Prof Bhikhu Parekh, who wrote the foreword to the book has summed up the life and mission of Govindbhai Dholsakia in style. “Govind’s life is held together by a guiding philosophy of life or what he calls the Triveni of Life. This involves three basic beliefs, namely that honesty and ethics should inform all human activities, that there is a God or an unseen force that permeates everything and finally that the family should be at the centre of one’s life. ‘I want to put God-centred devotion at the core of all my business activities’ says Govind”, writes Prof Parekh.
For Govindbhai, business and creation of wealth are as important as the lives of the members of the community of which he too was a part. While he was setting up the world’s biggest diamond empire, Govindbhai was equally engaged in holding community marriages, setting up hospitals and schools for the less privileged in the society. His social works, to be frank, the corporate social responsibilities, were as important to him as cutting and polishing of diamonds.
The readers are get an insight into the life of the village where he was born and his gradual promotion to Surat, Bombay, New Delhi, Antwerp, Tel Aviv and New York. When Dholakia sobs, he makes the readers too sob and cry. He wanted to be a leader and not a follower and he conquered everything he set his eyes on. He wanted the people around him to be happy and comfortable.
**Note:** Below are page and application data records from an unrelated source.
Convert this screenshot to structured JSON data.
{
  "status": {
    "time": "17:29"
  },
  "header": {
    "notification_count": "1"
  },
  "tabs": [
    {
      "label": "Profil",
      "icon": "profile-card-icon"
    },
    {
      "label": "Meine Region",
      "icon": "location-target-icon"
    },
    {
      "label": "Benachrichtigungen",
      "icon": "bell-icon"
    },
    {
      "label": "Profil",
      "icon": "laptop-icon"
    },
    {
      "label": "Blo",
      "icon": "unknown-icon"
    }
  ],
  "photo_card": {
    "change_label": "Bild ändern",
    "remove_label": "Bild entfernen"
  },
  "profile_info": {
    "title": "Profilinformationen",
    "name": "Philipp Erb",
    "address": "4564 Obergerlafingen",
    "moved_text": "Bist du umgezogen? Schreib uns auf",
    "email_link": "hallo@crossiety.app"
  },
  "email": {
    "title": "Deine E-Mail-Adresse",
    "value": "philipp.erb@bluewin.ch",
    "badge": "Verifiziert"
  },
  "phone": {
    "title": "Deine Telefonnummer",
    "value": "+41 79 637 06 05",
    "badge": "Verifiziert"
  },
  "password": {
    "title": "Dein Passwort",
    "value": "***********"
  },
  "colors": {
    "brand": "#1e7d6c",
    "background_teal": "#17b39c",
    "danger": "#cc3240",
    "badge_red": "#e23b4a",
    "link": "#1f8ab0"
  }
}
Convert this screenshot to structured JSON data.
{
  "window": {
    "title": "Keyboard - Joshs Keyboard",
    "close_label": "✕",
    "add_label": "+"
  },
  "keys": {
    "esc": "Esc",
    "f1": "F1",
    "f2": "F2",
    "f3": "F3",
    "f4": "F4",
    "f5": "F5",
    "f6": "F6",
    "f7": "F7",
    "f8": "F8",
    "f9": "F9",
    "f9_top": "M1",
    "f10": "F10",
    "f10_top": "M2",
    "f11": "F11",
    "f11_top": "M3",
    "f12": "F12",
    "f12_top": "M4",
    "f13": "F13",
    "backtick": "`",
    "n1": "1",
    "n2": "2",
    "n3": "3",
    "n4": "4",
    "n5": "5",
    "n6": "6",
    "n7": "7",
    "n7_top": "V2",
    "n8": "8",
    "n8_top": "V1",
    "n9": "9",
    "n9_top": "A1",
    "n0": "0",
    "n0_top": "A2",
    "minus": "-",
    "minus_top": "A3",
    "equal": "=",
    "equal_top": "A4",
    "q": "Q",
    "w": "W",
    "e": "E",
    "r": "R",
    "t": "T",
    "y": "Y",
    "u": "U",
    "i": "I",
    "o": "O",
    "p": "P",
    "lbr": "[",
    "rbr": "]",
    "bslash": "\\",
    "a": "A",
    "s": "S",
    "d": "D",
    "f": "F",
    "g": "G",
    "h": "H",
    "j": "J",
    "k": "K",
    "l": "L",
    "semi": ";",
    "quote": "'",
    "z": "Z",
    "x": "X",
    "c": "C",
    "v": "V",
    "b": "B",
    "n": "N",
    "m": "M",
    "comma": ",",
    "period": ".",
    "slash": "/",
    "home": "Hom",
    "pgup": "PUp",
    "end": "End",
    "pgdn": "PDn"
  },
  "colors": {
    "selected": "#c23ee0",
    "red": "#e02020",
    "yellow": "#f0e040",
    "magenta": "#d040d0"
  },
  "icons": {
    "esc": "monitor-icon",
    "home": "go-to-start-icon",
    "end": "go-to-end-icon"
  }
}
For him, what counted most was the happiness of fellow human beings than the magnitude of profits he made out of diamond business.
Dedication and devotion to the job one is doing and finding out new avenues in the chosen field and execution of work in a unique style were Dholak’s forte. The parting of ways between Dholakia and colleagues who started business with him is explained with elan. For Govind Dholakia, the world wad his university and the people whom he came across in day-today life were his classrooms. He mastered the art of cutting and polishing diamond with that unique style and that added value to the diamonds coming from his stable.
What stands out in Govind Dholakia’s life is not his passion to succeed but the commitment and integrity he has for the society. “It was not the ideas of money or powerful and infkuential connections that drove me anymore, it was the willingness to outwork and outlearn everyone in the industry,” he concedes. But his enthusiasm to elevate the lives of others and his dedication to save the community from financial ruin by organising mass marriages are proof of his life’s mission. All these come straight from the heart of an ordinary man and that is sure to motivate the reader. The country should have a thousand Govind Dholakias. Here is a role model for our youngsters to emulate and follow.
The 338-page book carries details of many persons with whom Govind Dholakia interacted and the list includes N Gopalaswamy, former Chief Election Commissioner of India and Hasmukh Adia, the veteran bureaucrat. Government of India should make it mandatory that all management institutes in the country should have a compulsory topic on the life and times of Govind Dholakia. We have a real diamond with us and that is Govind Dholakia. He should be honoured with Bharat Ratna as the honour itself would get honoured.